• What is required
Whenever the word "Sangwan" appears in a line of the listing, copy that line.
*** Block opens ***
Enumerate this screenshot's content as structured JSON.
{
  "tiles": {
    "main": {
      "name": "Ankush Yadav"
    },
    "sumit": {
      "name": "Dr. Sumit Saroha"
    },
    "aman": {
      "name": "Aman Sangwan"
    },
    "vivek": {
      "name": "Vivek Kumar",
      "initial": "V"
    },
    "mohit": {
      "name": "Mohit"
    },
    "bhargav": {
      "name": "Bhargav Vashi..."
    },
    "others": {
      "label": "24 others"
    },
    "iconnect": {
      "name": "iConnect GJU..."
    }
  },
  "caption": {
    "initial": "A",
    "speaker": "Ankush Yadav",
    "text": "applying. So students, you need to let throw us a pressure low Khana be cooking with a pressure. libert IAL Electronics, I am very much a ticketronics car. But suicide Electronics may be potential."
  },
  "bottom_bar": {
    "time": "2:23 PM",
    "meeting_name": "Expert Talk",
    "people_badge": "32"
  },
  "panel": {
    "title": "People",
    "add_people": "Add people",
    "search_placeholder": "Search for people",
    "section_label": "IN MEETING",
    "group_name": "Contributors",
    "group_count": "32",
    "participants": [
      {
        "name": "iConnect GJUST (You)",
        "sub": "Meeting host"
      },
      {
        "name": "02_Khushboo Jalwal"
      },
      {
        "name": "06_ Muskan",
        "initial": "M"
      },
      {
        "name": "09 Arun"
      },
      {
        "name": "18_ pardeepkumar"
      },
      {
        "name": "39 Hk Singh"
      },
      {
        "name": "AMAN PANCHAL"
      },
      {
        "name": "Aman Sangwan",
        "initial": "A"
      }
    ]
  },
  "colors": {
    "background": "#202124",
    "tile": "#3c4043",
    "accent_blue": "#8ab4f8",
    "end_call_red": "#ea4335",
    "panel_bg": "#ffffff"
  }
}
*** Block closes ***
• Solution below
      "name": "Aman Sangwan"
        "name": "Aman Sangwan",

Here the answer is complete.